Thwart the Traveler: I like that you get this at the same level that a Sorcerer would get Dimensional Lock. That's pretty nice. This is pretty much just exactly like Dimensional Lock, except that it lasts 1 minute instead of 1 day per level. Interestingly, you might be able to use the “increase the DC by 5 to ignore SR” rule to give this SR: No status, which is better than Dimensional Lock. Also, while the same “as noted here” argument applies to this utterance as well, if it uses the standard LPM area instead of what Dimensional Lock usually uses, it's a spread instead of an emanation, which is slightly better and more pervasive. If your GM says that the standard LPM area applies to Master the Four Winds (making it weaker), you can take this one instead, where the same ruling makes it stronger. The fact that it lasts 1/2,304 as long as the spell (at level 16, getting worse later) is kind of a turnoff, though.
Level 4 LPM:
Couple things about this level. First, you get it at level 20. Not before. A single dip will mean that you don't get this. Second, yes, Conjunctive Gate does exactly what the rumors say it does, and yes, this is absurdly powerful. Let's look at the other ones anyway, though.
Anger the Sleeping Earth: Please refer to all the other LPM area disputes, then just repeat them here. A radius of 20' is rather a bit smaller than a radius of 80'. Of course, this does make it a little easier to use.
Conjunctive Gate: You know, I really hate this utterance. I hate the whole “hurr, Truenamers are good at level 20 because they get Gate!” mentality that it's bred. Yes, it's crazy powerful. Yes, Gate without an XP cost is just as bad as it sounds. Yes, this is clearly the most powerful ability you're ever going to get in your Truenamer's career. That doesn't matter. None of it makes up for level 19, in my opinion. One level with an overpowered ability does not make up for 19 levels of Truenamer. Anyway, this is Gate. Take it, go to town, finally feel like one of the big boys. Remember that the Law of Sequence applies, so you can only use it once per minute. Be safe, and I want you home by 12:30, OK?

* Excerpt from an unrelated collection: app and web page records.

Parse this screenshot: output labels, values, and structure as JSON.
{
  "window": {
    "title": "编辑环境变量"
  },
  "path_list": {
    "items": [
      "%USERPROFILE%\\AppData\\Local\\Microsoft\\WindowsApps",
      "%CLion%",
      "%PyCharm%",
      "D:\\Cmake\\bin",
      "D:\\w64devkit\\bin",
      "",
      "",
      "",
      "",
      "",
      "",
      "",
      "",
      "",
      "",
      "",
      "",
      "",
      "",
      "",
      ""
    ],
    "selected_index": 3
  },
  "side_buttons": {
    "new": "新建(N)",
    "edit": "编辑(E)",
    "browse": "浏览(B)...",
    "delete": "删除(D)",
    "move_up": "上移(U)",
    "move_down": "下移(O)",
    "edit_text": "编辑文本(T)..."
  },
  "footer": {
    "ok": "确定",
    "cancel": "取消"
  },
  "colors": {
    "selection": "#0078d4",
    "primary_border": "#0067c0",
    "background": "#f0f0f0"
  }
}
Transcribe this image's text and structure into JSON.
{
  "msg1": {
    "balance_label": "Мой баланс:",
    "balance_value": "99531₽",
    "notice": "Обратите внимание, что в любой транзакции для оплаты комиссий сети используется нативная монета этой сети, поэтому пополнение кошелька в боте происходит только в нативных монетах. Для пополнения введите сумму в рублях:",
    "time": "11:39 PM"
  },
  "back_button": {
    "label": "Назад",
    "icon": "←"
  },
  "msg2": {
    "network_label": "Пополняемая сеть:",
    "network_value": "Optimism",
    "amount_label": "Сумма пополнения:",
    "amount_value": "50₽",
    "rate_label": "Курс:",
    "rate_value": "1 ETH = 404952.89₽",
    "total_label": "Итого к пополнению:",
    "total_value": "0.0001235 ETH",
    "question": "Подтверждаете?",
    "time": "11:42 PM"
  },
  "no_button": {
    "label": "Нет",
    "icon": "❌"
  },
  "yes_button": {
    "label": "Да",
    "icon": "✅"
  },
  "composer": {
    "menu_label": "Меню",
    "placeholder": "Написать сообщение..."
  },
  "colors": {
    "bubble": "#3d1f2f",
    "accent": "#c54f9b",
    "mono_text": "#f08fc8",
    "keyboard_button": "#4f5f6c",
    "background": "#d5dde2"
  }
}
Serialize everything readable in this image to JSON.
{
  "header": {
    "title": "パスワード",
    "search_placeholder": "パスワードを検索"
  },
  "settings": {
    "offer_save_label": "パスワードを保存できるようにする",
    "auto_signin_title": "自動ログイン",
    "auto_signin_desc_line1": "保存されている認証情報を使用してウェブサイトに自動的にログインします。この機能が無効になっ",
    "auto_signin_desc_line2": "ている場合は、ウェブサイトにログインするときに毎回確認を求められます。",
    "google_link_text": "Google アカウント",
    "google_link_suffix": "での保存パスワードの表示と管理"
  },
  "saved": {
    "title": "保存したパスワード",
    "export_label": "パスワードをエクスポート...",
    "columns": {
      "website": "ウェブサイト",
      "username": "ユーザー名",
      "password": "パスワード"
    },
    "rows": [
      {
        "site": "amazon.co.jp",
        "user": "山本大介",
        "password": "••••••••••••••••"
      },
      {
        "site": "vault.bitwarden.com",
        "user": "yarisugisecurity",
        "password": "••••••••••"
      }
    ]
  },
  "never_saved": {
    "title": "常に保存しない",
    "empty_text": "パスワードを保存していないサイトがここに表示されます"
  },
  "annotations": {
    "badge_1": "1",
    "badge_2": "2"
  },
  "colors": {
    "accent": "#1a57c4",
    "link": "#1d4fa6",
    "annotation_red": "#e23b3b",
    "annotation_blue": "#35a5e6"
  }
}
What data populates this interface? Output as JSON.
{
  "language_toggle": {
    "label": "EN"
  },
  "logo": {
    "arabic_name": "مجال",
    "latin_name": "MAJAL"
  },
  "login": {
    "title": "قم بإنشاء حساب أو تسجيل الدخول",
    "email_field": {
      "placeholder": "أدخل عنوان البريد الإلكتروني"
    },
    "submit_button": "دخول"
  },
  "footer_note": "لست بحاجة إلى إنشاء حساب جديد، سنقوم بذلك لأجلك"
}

Deny Passage: This is cute, especially combined with Thwart the Traveler. You'll need Thwart the Traveler if you want to use this, of course, since anything that can't teleport at level 20 is probably not that scary.